Growing up in the 80s meant growing up in the shadow of a (potential) mushroom cloud. It was the pinnacle of the Cold War, and tensions were high between the Soviet Union and the United States. There were constant news reports about military maneuvers and threats of “pushing the button” that would take the Cold War to the next level…all out nuclear war.
It all reached a fever pitch when “The Day After” aired on ABC on Sunday, November 20, 1983. VCRs were only beginning to become commonplace, so most people watched the initial airing. It garnered 62% of the viewing audience in its time slot, with over 39 million households tuning in. It also set the record (that still stands today) for the highest rated television movie — all pretty amazing, considering the subject matter.
“The Day After” was set in and around Kansas City, Missouri, a location that was specifically chosen because it represented the heartland of America. It also was an area that was home to several missile silos. The location allowed the producers of the movie to emphasize the probability that similar areas were favorable targets for a nuclear strike due to the desire of the enemy to prohibit further launches from being completed, a concept known as First Strike Capability.
Divided into three distinct sections (before, during, and after a nuclear strike), the film focused on a few characters who represented a cross-section of society: a doctor, an airman, a farmer, and a college student. The story weaves their individual experiences together to paint a broader picture of the consequences of nuclear war.
The escalation of hostilities between the US and USSR are shown via television and radio reports, the characters reactions to the reports, and through military communications. Viewers are exposed to how quickly the situation could deteriorate. The speculations of the characters built the tension, as the actual blasts do not occur until roughly halfway through the movie.

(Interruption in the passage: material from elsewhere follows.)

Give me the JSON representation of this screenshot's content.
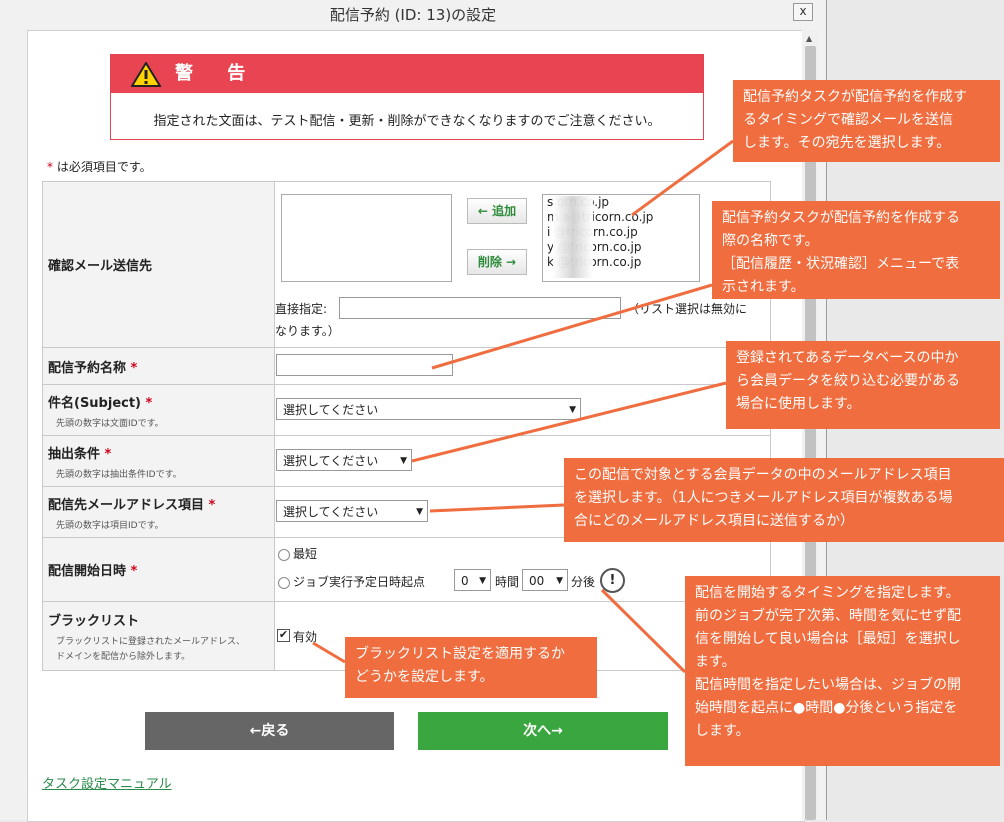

The scenes involving the blasts last for roughly three minutes, and they are three of the most terrifying moments ever put on film. The film scenes are interspersed with declassified military footage of actual atomic testing, include roaring fires decimating buildings and automobiles, multiple mushroom clouds, and people and animals being literally vaporized. The images of flashes of skeletons as people disintegrate were the cause of nightmares for an entire generation.
At the heart of the title of the movie, the rest of the film details the consequences of the blasts. From the nuclear explosions to the end of the movie, there were no commercial breaks during the original airing. Here is where “fallout” takes on different meanings. The repercussions of the electromagnetic pulse, the characters trying to find their families and assess the damages, the looting and lawlessness that rise in the wake of the disaster are all explored. In hindsight, this last one was probably most telling, as such scenes following natural disasters are now commonplace on the news.
On a different level, however, the “fallout” also refers to the unseen perils directly related to the nuclear blast. Viewers see the radiation that poisons the soil and the change in the weather that nobody can explain. Most memorably, perhaps, is the radiation sickness contracted by one of the characters who simply ran into a field. The speed in which the character falls deathly ill was shocking to many. The film does not exactly end on the happiest notes either, as characters are left uncertain as to just how widespread the attacks were…and what is left of the country.
ABC had tried to prepare themselves for how the movie would be received. They had a disclaimer at the beginning warning of the graphic nature of the scenes. The end of the film featured another disclaimer that the real horrors of nuclear war had not been fully depicted in the interest of having a storyline (this was the result of infighting between the director, the network, and the industry censors).
Commercials had begun airing months prior, which was unusual at the time. Over 500,000 study guides had been sent to schools and community groups to prepare people for what they would be viewing. Discussion groups met both before and after the airing.
ABC established a hotline staffed by counselors for people to call after the movie aired. They also assembled a panel of experts with instantly recognizable names including Carl Sagan, Henry Kissinger, Robert McNamara (former Secretary of Defense), Brent Scowcroft, Elie Wiesel, and William F. Buckley, Jr. It was a spirited debate, with wide-ranging opinions and it gave viewers insight to the possible realities, should the real-life Cold War ever reach the same point the fictional Cold War had reached.
It is no coincidence that ABC chose to air “The Day After” the Sunday before Thanksgiving. It was intended to bring families together to discuss the threat of nuclear proliferation and to motivate people to be more aware of world events.
It is coincidental, however, that in the weeks before the movie aired, NATO military exercises nearly brought the world to a real-life “Day After.” Even though the exercises, named Able Archer, were conducted annually, in 1983, they deviated from traditional standards. When they moved the imaginary forces to high alert, it spooked the Soviets, who then mobilized their forces.
For nine days, there were legitimate concerns that nuclear war was imminent. Soviet forces finally stood down at the end of the exercises on November 11. It was a close call, and the airing of “The Day After” a short time later just served to illustrate how close the countries were to attacking each other at any given time during the 80s.